_DESCRIPTION OF THE TASK_: The data should be printed in full, character for character.

(Extracted data entries)
※ ※ ※
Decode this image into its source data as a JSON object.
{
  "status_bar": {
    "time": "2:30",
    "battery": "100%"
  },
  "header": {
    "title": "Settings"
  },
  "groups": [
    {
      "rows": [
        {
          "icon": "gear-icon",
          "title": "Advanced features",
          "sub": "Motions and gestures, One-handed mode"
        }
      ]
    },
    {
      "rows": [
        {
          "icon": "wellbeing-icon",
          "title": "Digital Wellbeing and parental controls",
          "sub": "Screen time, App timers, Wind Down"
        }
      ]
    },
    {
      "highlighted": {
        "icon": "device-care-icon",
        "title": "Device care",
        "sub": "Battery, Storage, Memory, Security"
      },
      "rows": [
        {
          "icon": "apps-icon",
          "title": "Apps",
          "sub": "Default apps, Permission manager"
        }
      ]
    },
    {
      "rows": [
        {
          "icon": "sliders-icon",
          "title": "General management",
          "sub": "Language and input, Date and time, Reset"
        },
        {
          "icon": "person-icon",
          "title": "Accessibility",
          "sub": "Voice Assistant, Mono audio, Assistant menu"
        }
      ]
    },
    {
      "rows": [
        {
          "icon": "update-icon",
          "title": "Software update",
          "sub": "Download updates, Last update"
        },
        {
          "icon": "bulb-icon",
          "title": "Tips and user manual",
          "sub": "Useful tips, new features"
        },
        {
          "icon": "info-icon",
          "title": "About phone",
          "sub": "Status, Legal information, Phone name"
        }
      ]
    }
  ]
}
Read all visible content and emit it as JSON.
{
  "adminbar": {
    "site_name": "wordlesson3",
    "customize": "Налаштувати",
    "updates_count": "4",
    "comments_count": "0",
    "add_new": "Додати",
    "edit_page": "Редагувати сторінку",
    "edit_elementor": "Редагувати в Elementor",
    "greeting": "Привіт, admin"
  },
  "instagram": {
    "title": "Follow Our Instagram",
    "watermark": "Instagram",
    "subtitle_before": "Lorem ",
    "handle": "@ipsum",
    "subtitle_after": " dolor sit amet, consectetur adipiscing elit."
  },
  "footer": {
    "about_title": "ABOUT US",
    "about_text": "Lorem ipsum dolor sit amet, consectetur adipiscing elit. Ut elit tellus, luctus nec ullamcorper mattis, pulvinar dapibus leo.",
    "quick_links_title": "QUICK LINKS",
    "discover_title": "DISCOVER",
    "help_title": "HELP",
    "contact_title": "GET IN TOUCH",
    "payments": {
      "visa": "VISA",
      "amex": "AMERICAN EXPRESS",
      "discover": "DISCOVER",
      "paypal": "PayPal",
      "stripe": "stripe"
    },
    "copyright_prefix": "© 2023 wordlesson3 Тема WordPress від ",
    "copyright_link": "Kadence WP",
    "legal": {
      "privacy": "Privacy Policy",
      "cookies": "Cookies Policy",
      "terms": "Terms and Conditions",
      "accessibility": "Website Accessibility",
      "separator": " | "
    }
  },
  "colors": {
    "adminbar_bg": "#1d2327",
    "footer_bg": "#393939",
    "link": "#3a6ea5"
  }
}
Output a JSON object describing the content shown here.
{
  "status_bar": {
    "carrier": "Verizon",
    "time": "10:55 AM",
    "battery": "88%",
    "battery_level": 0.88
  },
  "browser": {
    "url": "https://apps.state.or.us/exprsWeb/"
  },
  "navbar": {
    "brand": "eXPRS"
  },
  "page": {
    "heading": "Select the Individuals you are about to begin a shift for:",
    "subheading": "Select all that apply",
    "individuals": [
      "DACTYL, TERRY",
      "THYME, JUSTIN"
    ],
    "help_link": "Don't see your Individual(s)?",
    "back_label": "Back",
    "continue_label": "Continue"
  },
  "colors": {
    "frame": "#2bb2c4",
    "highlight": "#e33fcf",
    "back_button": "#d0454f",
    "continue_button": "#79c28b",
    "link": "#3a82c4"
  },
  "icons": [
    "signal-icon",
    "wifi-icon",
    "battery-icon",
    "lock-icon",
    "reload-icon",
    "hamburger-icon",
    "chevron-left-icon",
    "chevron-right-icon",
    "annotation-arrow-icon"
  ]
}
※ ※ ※
_SOLVED EXERCISE_:
Decode this image into its source data as a JSON object.
{
  "status_bar": {
    "time": "2:30",
    "battery": "100%"
  },
  "header": {
    "title": "Settings"
  },
  "groups": [
    {
      "rows": [
        {
          "icon": "gear-icon",
          "title": "Advanced features",
          "sub": "Motions and gestures, One-handed mode"
        }
      ]
    },
    {
      "rows": [
        {
          "icon": "wellbeing-icon",
          "title": "Digital Wellbeing and parental controls",
          "sub": "Screen time, App timers, Wind Down"
        }
      ]
    },
    {
      "highlighted": {
        "icon": "device-care-icon",
        "title": "Device care",
        "sub": "Battery, Storage, Memory, Security"
      },
      "rows": [
        {
          "icon": "apps-icon",
          "title": "Apps",
          "sub": "Default apps, Permission manager"
        }
      ]
    },
    {
      "rows": [
        {
          "icon": "sliders-icon",
          "title": "General management",
          "sub": "Language and input, Date and time, Reset"
        },
        {
          "icon": "person-icon",
          "title": "Accessibility",
          "sub": "Voice Assistant, Mono audio, Assistant menu"
        }
      ]
    },
    {
      "rows": [
        {
          "icon": "update-icon",
          "title": "Software update",
          "sub": "Download updates, Last update"
        },
        {
          "icon": "bulb-icon",
          "title": "Tips and user manual",
          "sub": "Useful tips, new features"
        },
        {
          "icon": "info-icon",
          "title": "About phone",
          "sub": "Status, Legal information, Phone name"
        }
      ]
    }
  ]
}
Read all visible content and emit it as JSON.
{
  "adminbar": {
    "site_name": "wordlesson3",
    "customize": "Налаштувати",
    "updates_count": "4",
    "comments_count": "0",
    "add_new": "Додати",
    "edit_page": "Редагувати сторінку",
    "edit_elementor": "Редагувати в Elementor",
    "greeting": "Привіт, admin"
  },
  "instagram": {
    "title": "Follow Our Instagram",
    "watermark": "Instagram",
    "subtitle_before": "Lorem ",
    "handle": "@ipsum",
    "subtitle_after": " dolor sit amet, consectetur adipiscing elit."
  },
  "footer": {
    "about_title": "ABOUT US",
    "about_text": "Lorem ipsum dolor sit amet, consectetur adipiscing elit. Ut elit tellus, luctus nec ullamcorper mattis, pulvinar dapibus leo.",
    "quick_links_title": "QUICK LINKS",
    "discover_title": "DISCOVER",
    "help_title": "HELP",
    "contact_title": "GET IN TOUCH",
    "payments": {
      "visa": "VISA",
      "amex": "AMERICAN EXPRESS",
      "discover": "DISCOVER",
      "paypal": "PayPal",
      "stripe": "stripe"
    },
    "copyright_prefix": "© 2023 wordlesson3 Тема WordPress від ",
    "copyright_link": "Kadence WP",
    "legal": {
      "privacy": "Privacy Policy",
      "cookies": "Cookies Policy",
      "terms": "Terms and Conditions",
      "accessibility": "Website Accessibility",
      "separator": " | "
    }
  },
  "colors": {
    "adminbar_bg": "#1d2327",
    "footer_bg": "#393939",
    "link": "#3a6ea5"
  }
}
Output a JSON object describing the content shown here.
{
  "status_bar": {
    "carrier": "Verizon",
    "time": "10:55 AM",
    "battery": "88%",
    "battery_level": 0.88
  },
  "browser": {
    "url": "https://apps.state.or.us/exprsWeb/"
  },
  "navbar": {
    "brand": "eXPRS"
  },
  "page": {
    "heading": "Select the Individuals you are about to begin a shift for:",
    "subheading": "Select all that apply",
    "individuals": [
      "DACTYL, TERRY",
      "THYME, JUSTIN"
    ],
    "help_link": "Don't see your Individual(s)?",
    "back_label": "Back",
    "continue_label": "Continue"
  },
  "colors": {
    "frame": "#2bb2c4",
    "highlight": "#e33fcf",
    "back_button": "#d0454f",
    "continue_button": "#79c28b",
    "link": "#3a82c4"
  },
  "icons": [
    "signal-icon",
    "wifi-icon",
    "battery-icon",
    "lock-icon",
    "reload-icon",
    "hamburger-icon",
    "chevron-left-icon",
    "chevron-right-icon",
    "annotation-arrow-icon"
  ]
}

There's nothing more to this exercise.